→ Your task:
A complete answer includes every line below with the word "Configurations".
----- Available data
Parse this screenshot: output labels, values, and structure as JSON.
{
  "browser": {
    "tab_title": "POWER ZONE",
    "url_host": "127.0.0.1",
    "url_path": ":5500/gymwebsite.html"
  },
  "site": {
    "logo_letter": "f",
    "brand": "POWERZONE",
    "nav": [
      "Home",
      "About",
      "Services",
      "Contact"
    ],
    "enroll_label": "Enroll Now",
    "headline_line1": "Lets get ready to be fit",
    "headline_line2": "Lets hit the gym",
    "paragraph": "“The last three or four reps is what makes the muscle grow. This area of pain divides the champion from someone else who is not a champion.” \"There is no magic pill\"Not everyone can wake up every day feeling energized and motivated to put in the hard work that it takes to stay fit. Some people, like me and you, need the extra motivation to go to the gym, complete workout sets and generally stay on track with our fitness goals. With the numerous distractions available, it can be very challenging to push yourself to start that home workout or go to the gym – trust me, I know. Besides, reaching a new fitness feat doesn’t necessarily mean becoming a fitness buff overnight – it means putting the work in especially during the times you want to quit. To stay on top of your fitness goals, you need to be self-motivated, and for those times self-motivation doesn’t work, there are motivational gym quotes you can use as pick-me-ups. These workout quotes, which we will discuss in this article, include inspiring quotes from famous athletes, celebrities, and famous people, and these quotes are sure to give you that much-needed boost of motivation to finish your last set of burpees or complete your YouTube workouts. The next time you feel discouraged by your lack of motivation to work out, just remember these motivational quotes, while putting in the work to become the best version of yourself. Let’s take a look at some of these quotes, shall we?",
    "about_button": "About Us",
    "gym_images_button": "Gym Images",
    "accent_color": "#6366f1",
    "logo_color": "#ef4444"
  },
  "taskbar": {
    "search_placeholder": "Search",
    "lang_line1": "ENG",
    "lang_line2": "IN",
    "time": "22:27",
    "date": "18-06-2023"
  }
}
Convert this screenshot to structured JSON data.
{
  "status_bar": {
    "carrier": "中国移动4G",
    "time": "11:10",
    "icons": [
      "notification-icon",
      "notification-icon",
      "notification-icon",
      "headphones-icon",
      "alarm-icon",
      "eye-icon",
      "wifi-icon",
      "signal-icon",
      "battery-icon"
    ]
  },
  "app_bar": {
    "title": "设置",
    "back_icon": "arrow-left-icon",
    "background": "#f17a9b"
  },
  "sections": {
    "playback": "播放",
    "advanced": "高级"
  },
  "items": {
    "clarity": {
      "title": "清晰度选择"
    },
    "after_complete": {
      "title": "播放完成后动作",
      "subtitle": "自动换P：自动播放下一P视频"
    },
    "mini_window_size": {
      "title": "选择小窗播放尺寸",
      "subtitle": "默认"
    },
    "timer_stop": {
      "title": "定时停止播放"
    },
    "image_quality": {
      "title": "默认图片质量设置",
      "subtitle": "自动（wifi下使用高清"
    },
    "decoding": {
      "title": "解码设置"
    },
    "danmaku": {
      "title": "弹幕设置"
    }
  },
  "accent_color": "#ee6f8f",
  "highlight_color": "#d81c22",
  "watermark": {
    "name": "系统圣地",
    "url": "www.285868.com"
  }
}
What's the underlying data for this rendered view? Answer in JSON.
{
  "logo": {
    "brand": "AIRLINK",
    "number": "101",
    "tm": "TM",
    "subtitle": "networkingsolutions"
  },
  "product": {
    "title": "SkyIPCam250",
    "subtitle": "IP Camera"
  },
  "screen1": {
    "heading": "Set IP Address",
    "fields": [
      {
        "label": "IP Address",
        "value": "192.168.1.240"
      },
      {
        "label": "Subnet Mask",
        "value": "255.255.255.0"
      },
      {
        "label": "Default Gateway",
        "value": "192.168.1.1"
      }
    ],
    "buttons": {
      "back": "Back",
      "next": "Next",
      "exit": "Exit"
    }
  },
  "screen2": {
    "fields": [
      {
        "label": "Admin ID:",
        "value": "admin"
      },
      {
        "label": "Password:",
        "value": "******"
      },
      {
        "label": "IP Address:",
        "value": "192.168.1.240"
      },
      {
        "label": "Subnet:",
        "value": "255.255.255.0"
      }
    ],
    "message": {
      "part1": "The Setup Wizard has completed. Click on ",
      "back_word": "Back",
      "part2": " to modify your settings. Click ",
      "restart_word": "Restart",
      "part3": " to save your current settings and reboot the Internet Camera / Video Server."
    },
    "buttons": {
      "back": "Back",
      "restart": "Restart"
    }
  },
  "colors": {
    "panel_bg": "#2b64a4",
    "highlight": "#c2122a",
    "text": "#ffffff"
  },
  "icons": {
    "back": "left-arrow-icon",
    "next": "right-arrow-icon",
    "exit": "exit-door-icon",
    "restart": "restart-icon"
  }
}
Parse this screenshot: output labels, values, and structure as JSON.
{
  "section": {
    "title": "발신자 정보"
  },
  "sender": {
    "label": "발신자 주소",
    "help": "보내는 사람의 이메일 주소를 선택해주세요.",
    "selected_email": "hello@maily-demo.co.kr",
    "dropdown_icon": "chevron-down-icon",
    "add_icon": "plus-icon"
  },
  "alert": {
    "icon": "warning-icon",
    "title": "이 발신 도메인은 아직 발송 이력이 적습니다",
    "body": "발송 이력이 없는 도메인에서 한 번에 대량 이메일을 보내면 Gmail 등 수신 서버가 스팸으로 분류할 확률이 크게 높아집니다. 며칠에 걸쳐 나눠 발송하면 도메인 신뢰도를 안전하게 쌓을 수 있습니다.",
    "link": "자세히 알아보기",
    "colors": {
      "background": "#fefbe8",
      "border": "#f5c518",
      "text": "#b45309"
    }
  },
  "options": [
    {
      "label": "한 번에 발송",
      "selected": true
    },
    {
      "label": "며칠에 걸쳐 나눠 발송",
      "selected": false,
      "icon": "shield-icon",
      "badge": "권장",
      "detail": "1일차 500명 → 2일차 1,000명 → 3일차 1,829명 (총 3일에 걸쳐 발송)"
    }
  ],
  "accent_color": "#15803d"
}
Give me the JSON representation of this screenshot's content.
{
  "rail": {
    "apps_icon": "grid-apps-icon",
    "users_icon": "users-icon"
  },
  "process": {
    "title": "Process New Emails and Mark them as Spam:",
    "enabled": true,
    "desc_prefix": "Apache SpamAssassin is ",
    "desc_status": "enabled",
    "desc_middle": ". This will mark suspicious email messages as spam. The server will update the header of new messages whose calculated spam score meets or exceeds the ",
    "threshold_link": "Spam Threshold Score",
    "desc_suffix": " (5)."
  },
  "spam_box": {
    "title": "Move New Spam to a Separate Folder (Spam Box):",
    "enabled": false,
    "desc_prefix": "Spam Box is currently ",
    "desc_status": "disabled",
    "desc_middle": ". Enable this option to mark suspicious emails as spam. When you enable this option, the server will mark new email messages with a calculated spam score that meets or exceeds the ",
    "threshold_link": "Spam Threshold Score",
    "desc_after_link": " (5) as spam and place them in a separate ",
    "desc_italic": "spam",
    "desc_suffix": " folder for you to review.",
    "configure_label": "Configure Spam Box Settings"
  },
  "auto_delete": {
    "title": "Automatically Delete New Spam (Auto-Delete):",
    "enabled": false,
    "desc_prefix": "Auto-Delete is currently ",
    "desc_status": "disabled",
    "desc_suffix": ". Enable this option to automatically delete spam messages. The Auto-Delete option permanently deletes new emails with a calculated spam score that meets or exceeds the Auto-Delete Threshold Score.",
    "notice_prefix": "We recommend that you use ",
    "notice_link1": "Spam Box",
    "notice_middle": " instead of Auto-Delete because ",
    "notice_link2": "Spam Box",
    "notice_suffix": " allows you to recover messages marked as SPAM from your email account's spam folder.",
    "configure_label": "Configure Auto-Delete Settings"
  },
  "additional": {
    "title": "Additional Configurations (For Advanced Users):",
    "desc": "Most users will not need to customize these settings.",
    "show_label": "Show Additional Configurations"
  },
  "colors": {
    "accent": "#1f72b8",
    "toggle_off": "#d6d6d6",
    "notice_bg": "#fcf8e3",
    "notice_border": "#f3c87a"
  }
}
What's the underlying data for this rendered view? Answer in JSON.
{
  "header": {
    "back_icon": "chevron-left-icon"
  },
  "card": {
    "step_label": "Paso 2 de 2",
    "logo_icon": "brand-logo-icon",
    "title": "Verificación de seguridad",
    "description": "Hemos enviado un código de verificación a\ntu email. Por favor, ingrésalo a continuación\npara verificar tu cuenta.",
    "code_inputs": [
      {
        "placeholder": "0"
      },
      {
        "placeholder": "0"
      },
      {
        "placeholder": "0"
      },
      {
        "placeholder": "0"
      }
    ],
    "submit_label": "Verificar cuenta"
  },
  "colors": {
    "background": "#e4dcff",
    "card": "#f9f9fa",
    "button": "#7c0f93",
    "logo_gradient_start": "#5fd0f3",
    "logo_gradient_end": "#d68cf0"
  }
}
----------
→ Your response:
    "title": "Additional Configurations (For Advanced Users):",
    "show_label": "Show Additional Configurations"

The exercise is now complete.